Lay it on me.


  1. I have a child also born in 2007, so my parenting advice doesn't come from far longer, more weathered years of experience or anything. I can only tell you what I do:

    Wing it.

    I know there is no comfort here in Planet Dead Baby. But I do take a wee bit of comfort to think our ability to cut through the bullshit now and focus on what is important as well as understanding impermanence and the small string by which we are all existing is only going to work in our favor when they are teenagers. If living vs. not living is the measure by which we are doing okay as parents, then we can roll with some pretty heavy teenage crap. If we don't expect years with our child, then maybe we can savor the moments we do have. If we are living moment by moment, then we aren't building unrealistic expectations for our children. They can be who they want to be and that is amazing, fiery, independent spirits who do not easily disappoint us. We also will have some more years under our belt when they get to that point and be able to face those future planning decisions as we get to them.

    But to be honest, sometimes, when I am worn out, I just try to imagine what other parents do, and then I do it.

  2. Don't underestimate the capacity to cope with "very bad things" in the list of things that make one an amazing parent. In fact, I might place it higher on the list than the hoping and planning. Shit. Anyone can do that.

    Back in the days when I had the big C, I was constantly struck by the way my mom was able to cope with those very big things. Amazed by her strength. Every time I needed to be at the hospital, she was there. Cleaning my puke, questioning the doctors. My mom and I, we're not the closest, but I will never forget that SHE was the one that pressed the issue of preserving my eggs before chemo. (only to be laughed off, more or less, by the docs) In her coping, she showed her true love and ability.

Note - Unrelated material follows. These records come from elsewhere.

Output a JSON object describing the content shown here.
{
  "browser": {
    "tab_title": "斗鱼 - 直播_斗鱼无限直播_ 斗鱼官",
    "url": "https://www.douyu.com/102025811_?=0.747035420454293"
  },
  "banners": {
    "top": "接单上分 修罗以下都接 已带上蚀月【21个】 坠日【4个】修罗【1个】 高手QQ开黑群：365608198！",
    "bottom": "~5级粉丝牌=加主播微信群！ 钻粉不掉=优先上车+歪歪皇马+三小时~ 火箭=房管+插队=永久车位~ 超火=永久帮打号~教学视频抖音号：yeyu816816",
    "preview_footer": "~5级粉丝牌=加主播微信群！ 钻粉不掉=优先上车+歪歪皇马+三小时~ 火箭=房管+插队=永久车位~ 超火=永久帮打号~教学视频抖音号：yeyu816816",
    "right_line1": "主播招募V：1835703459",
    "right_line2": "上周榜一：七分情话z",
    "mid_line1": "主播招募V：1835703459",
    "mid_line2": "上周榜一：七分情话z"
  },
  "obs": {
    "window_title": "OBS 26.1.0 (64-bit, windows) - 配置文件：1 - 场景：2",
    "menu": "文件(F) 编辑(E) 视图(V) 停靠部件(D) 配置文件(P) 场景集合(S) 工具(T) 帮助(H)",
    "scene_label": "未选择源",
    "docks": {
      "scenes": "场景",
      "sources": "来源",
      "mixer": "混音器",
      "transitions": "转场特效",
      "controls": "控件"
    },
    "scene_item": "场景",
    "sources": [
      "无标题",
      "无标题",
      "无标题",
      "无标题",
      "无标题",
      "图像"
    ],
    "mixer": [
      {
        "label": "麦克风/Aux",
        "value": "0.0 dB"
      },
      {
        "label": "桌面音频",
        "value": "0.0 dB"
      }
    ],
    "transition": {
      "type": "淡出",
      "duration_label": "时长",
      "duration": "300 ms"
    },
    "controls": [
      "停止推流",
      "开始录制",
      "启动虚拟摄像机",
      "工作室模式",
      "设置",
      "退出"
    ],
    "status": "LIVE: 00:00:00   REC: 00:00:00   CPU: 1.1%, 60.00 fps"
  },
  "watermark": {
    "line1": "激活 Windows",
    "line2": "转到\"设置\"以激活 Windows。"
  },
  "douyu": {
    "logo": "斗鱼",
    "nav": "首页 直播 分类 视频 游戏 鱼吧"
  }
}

    There is a hoping and planning that is a part of dealing with very bad things because in the dealing there is a recognition that there is a point and a reason for getting through. If there was no hope, there would be no point in coping. We would just let the bad roll over us and leave us flat like your beloved squirrel.

  3. I just love your writing Tracy. You've nailed so many, many things that I could never articulate half as clearly.

    I would have to second Angie's point above about these experiences giving us the ability to roll with the heavy, teenage crap. I may well still be stuck with breathing and ambulatory as aspirations for many years to come. Because I'm so very pleased that she is those two things when I had very serious doubts there for a time.

    I spend a lot of time worrying about that inevitable gust of wind, trying to puff myself up into some sort of human windbreak, as though I could surround her completely.

    So I don't have any parenting advice. My most recent discussions with J's consultant involved the phrases 'taking charge', 'setting boundaries' and 'manipulation'. So I can only conclude that I am indeed 'tucking her up' as all parents do in my inability to strong arm by two year old into doing anything she doesn't want to. But I'm trying. I'm just so damn relieved that she is alive that I can't see round it.

    You know that I am only the 2008 vintage in this game and, as such, should probably keep schtum anyhow. But I think m is right. I would say that there is a strand of hope and optimism running through preparedness through the worse. And I think that C is lucky to have you